The mass of humanity, both from those participating and those who volunteered hours and days to help us achieve our day of magical crazy spread over the city, singing, preaching, dancing, banging drums and spraying you with water from hoses and buckets of ice cold Gatorade. It would not be the success it is, without all of them.
And it was all done to get one of these. A cheap piece of metal with a colorful ribbon, a totem to display around your neck as you puked in a bucket at the finish, or stood under a shower in the middle of the brick road. Sometimes you found a cold beer or a melting Popsicle to share with others who had the same quest of the magical day. Just to finish and have a good time.

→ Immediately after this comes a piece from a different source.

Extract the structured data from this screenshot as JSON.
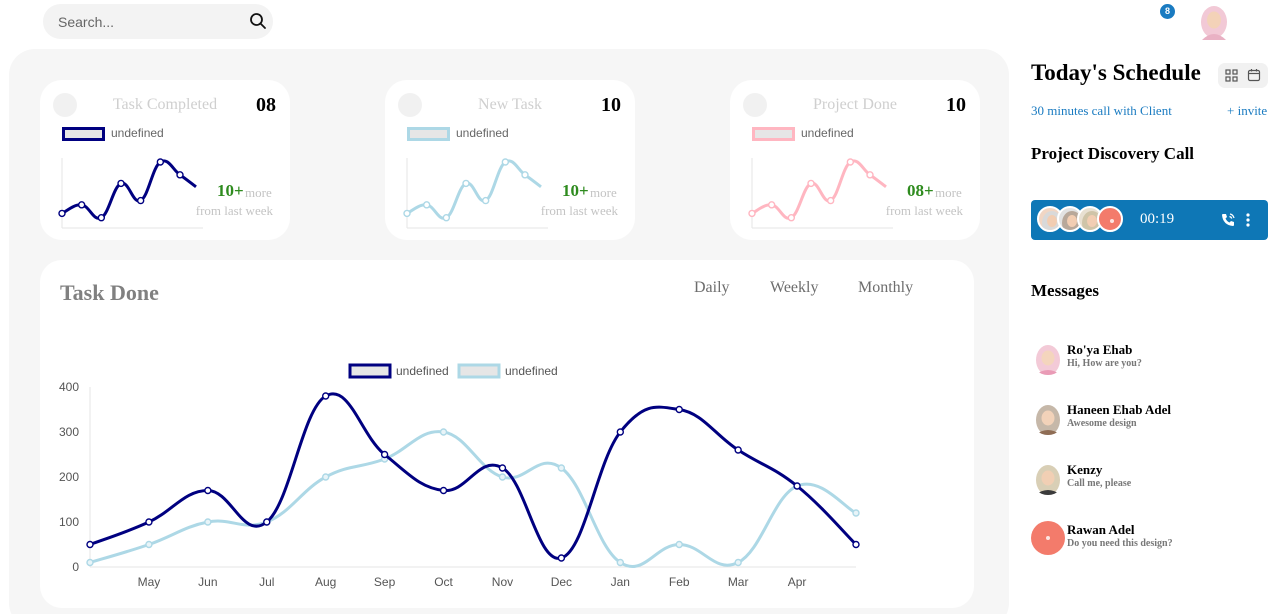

The day of magical crazy will go on for others and perhaps there is another streak to be had for me in another town on another day on another last Saturday but today I call it a wrap. The wet rat will be dry but the memories linger. I would not have had the times of my life without so many wonderful people. My kids Courtney and Ben started doing shorter fun runs to later accompanying me on the crazy, even doing one year on a dare for a hundred bucks with no training (I still have the photo on the mantel Ben). The entire Bentley family Jennifer, Michael, Jamie and Amanda (the above twins) and big sis Jessica who could not be seen with us stragglers were always just plain fun, but mostly mom Karen, the person of courage with the Crim on her bucket list that I was a witness to and thru the next 12 years, I carried a yellow rose in my pocket in her memory as I dedicated the race to her. The photo of her family and mine crossing the finish line in 1998 is still on my mantel. Then we have Jim Blackhurst, a participant of many years who let the entire clan invade his yard and pool post race along with his wife Karen, the keeper of the kidlets while we ran, and let them all swim in the Flint River with the carp! I certainly will not forget the pasta dinners the night before the race, imbibing a bit too much and having hangovers at the start line. All those strangers along the race route, the silly conversations with old, young and the littlest ones shoving cups of water and high fiving-and really, who had the biggest grins, them or me? How about Earl from Hurley Fitness barking his Marine commands for me to get my ass in gear at the 6 mile mark after he could not run anymore because of health reasons. Of course, the Shriner's clown who saw me struggle only to pull a trophy out of his pants and pass it to me as I ran the last half mile would know it's now a 20 year dust collector on my bedside dresser along with a running shoe dipped in plaster holding all the medals received. All the crazy weather, the time I lost my shoe, the frat boys with the beer wagon and the Marines in cadence with full gear. The guy dribbling the basketball for charity and the former soldier who carries the POW flag for every DAY he runs and every MILE he runs. These people and events never leave my mind.
Mostly, there was hubby, who made me do the last two miles one year even when I begged him to go get the car. He was a spectator that year, hanging out in front of the School for the Deaf, and telling me it was far easier for me to finish (it was all downhill from there -more lies!) but that kept the streak going past 15 years, and later he joined me when I feared to do it alone, as I recovered from illness. He had the nerve to say hi to Don Williamsom! The nerve! But I got to 30 because of him, so I guess I will forgive him.
This band aid will be used someday, should I have another foot blister as I know it WILL occur. I will keep looking for more magic and fun somewhere on the roads or streets of Michigan or wherever I hang my stinky shorts. The magical crazy of the Crim is worth your dedication should you so choose it, just think of me at the five mile mark-as it's all downhill from there (lies, lies lies!).